A weekend tornado, tearing through a mobile home park and killing at least two people. The National Weather Service says it was an EF3 tornado packing winds up to 165 miles per hour. Weather officials say it lasted about four minutes and traveled a little over two miles, but that's all it took to level part of the small community.
Sidonna Jeans was inside a trailer with her nephew when the tornado blew her home off its foundation and sent her neighbor's home tumbling.
"I felt like I was falling or trying to fall off the bed or bouncing," she said. "I looked out, straight out the window, which was busted, and saw my neighbor's trailer rolling over."
That home was packed with at least a dozen people – including children – but everyone inside survived. Two people from the trailer park died.
Amazingly, no one died at the nearby American Budget Value Inn, even though a large section of the two-story motel was demolished. At least 29 people were injured – some seriously.
El Reno Mayor Matt White says the city will recover from Mother Nature's one-two punch. Just a week ago, floodwaters damaged part of the town. Now, a tornado. At a press conference, White called it an "all hands on deck" situation and at one point got choked up.
"It's a trying time, excuse me, and we're gonna get through it," he said.
Oklahoma has been beaten down by back-to-back severe storm systems that brought heavy rains, flooding and tornadoes to the region. On Sunday, more than 100 miles away from El Reno near Tulsa, the town of Sapulpa was hit by a twister that tore up homes, businesses and power lines.

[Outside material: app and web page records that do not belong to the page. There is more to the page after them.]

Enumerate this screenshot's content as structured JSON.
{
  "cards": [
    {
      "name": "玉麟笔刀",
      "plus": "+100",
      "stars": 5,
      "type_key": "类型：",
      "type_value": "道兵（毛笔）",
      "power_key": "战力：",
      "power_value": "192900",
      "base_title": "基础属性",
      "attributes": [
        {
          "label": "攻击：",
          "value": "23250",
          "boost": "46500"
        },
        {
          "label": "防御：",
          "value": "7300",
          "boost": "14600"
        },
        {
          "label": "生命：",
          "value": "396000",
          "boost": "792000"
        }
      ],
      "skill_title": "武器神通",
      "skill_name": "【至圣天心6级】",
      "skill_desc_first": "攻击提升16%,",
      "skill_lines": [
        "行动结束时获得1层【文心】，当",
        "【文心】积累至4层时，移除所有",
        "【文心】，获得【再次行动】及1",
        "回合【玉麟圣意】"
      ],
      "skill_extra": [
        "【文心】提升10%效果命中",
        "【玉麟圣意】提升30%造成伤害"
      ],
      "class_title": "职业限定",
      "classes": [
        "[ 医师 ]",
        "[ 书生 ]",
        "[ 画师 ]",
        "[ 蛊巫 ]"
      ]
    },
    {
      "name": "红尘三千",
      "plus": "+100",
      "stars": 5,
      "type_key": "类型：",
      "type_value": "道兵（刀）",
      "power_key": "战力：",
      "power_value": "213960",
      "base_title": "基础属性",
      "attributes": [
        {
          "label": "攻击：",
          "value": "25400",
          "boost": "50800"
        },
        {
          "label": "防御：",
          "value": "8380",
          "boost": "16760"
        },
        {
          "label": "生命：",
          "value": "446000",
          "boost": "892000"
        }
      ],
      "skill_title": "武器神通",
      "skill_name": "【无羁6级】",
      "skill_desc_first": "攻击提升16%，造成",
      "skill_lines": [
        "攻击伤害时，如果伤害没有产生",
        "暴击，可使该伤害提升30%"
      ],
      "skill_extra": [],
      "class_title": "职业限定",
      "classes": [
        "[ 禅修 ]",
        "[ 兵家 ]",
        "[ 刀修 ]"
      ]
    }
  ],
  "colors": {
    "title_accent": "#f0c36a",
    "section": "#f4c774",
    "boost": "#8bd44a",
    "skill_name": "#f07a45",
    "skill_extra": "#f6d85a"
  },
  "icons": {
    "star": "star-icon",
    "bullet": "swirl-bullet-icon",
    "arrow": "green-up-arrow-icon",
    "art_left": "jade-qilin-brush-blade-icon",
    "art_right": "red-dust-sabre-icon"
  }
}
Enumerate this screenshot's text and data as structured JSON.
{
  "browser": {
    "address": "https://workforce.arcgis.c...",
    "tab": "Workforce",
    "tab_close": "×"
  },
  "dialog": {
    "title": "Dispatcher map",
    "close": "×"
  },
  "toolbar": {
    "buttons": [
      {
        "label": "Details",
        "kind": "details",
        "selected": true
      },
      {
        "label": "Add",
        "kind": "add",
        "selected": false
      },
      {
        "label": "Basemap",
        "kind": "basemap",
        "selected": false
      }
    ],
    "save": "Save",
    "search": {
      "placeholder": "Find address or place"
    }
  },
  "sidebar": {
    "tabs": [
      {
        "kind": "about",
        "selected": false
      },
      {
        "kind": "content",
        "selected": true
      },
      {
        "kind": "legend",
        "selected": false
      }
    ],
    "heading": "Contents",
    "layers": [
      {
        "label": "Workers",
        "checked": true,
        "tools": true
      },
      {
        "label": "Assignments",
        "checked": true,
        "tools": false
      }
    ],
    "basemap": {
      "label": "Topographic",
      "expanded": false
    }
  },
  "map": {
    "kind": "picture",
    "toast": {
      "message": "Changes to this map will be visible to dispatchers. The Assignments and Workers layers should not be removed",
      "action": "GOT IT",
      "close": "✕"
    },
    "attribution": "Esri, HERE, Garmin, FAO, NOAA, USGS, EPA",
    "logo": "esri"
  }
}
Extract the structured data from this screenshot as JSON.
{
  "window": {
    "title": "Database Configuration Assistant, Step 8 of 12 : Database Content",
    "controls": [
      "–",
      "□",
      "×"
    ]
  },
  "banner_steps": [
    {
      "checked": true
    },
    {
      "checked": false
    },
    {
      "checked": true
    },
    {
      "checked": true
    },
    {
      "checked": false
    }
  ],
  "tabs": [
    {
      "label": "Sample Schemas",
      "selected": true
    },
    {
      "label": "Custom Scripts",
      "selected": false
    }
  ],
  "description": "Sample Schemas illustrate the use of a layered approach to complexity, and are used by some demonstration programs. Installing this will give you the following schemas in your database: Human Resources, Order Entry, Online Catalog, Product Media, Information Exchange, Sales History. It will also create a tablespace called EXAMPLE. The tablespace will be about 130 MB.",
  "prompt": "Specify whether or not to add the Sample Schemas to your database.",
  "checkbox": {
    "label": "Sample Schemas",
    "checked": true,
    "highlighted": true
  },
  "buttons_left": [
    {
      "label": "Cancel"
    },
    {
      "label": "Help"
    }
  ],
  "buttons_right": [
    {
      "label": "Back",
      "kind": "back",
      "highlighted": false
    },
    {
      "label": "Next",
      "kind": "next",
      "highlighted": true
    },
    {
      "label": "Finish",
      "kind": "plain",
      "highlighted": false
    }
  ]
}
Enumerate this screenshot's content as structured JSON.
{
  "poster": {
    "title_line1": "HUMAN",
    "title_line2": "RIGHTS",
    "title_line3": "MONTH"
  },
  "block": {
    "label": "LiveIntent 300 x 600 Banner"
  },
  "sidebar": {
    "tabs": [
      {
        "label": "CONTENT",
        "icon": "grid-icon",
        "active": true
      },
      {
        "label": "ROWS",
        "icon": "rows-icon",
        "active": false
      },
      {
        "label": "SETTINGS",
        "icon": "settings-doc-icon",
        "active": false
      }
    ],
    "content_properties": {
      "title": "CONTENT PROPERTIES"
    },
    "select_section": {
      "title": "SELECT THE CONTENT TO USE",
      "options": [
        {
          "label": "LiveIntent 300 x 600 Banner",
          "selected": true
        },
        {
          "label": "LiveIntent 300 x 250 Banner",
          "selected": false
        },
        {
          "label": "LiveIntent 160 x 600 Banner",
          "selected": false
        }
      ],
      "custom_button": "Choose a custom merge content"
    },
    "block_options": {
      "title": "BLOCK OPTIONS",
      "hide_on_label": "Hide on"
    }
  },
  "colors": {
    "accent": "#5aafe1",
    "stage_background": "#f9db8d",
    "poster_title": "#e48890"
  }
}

"It is pretty emotional because a lot of things could've happened that didn't. I am just thankful to the Lord this morning for being here," one resident said.
Oklahoma Governor Kevin Stitt is set to visit El Reno on Monday. The local VFW is serving as a shelter and the Red Cross is helping people recover. The state is already under an emergency declaration, and more severe weather is expected later this week.
It's not just Oklahoma that's in the cross-hairs. Millions of Americans in the central U.S. are watching for a new round of extreme weather that could bring tornadoes and flash flooding. In just the last 24 hours, 27 tornadoes have been reported and rivers in at least three states are at record levels.
At least 15 deaths have been blamed on the weather since last week.